On a day that is Sabbath in many parts of the world, a notorious group of rather persistent “students” effectively seized the entire presidential palace of a country that is unarguably one of the world’s most socially troubled.
Manifestly, a long-ruling fundamentalist Islamic force coveted the Afghan government citadel, sending a certain diplomatic shudder across the global community. Now, the Talibans are the ones literally calling the shots in Afghanistan, mostly because the nation’s said 300,000-strong soldiery unapologetically threw in the towel.
Warring history and presumed sentiments aside, it’s apparent that events of this caliber—wherein even the iron-fisted and hypothetically lackluster Ashraf Ghani precisely took flight—have ripple effects one too many. Ruins aren’t only more iminent for the Afghan economy but it also appears the country has become uninhabitable, overnight.

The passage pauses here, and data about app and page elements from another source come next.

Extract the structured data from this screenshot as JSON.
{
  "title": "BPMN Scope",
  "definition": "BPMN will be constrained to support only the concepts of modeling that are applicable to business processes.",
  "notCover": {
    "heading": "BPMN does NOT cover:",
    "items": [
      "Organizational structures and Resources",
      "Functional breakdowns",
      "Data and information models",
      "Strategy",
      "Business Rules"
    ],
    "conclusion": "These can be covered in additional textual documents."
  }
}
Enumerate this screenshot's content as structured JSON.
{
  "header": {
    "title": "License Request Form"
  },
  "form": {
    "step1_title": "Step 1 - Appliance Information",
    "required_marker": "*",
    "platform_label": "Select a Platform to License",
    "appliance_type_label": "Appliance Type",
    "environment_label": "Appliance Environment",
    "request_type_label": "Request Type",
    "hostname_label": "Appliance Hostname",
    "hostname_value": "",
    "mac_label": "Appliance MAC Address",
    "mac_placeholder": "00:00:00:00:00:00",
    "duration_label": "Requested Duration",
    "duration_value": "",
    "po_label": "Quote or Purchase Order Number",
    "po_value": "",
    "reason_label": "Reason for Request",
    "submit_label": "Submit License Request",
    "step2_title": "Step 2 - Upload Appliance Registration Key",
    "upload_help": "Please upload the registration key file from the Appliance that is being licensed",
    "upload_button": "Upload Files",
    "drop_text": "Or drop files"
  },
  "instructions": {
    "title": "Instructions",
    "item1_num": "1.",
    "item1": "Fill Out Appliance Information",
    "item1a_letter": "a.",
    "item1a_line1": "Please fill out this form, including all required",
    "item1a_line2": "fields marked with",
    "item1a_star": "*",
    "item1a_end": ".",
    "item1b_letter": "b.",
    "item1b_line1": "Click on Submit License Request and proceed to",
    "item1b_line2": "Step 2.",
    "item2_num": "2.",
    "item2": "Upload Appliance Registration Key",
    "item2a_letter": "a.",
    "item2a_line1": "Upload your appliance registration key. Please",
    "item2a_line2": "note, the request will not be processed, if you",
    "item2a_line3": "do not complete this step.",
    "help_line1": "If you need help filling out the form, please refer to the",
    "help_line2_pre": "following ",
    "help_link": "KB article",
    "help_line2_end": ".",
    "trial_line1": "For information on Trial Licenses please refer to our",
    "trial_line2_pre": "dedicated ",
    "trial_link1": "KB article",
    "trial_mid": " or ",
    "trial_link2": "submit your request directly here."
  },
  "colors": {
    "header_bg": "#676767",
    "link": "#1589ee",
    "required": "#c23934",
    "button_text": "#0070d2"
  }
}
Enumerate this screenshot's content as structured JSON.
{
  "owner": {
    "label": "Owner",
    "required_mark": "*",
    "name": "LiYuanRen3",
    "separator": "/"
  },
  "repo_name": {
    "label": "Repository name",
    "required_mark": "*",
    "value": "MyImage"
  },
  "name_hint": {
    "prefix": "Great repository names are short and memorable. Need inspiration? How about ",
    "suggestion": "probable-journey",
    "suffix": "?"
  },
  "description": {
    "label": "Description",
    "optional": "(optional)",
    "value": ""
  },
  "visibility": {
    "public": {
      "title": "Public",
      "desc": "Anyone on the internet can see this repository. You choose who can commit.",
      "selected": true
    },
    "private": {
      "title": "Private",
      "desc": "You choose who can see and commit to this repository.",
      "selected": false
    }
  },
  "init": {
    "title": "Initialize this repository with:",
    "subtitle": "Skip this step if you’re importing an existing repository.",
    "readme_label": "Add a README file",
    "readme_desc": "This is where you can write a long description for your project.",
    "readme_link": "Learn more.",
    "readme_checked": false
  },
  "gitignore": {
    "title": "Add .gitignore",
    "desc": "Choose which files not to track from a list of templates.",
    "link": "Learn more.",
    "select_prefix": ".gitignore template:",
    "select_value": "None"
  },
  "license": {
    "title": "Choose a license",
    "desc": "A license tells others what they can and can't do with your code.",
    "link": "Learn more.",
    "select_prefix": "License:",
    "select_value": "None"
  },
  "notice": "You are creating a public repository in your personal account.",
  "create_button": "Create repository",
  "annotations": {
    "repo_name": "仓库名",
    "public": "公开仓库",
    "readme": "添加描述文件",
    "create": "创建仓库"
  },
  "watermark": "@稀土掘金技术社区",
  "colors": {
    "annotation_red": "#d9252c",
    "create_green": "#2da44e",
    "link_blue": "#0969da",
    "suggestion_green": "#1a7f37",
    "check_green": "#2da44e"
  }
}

Banks are closing up shop, hard currency is running dry, money transfers have been suspended, there are telltale signs of a dip in remittance flows, and ATMs are now empty barrels with the loudest noise. And, according to Martin Sandbu of Financial Times, the West is paying the price for not taking the Afghan economy seriously.
Does the fall of Kabul have any direct economic implications in Africa? That depends. But in a very unusual way, these developments have revealed the point where Africa and Afghanistan cut through each other in tech. Particularly, it spotlights how a blockchain-based solution is solving the same problem not just in both places but also globally.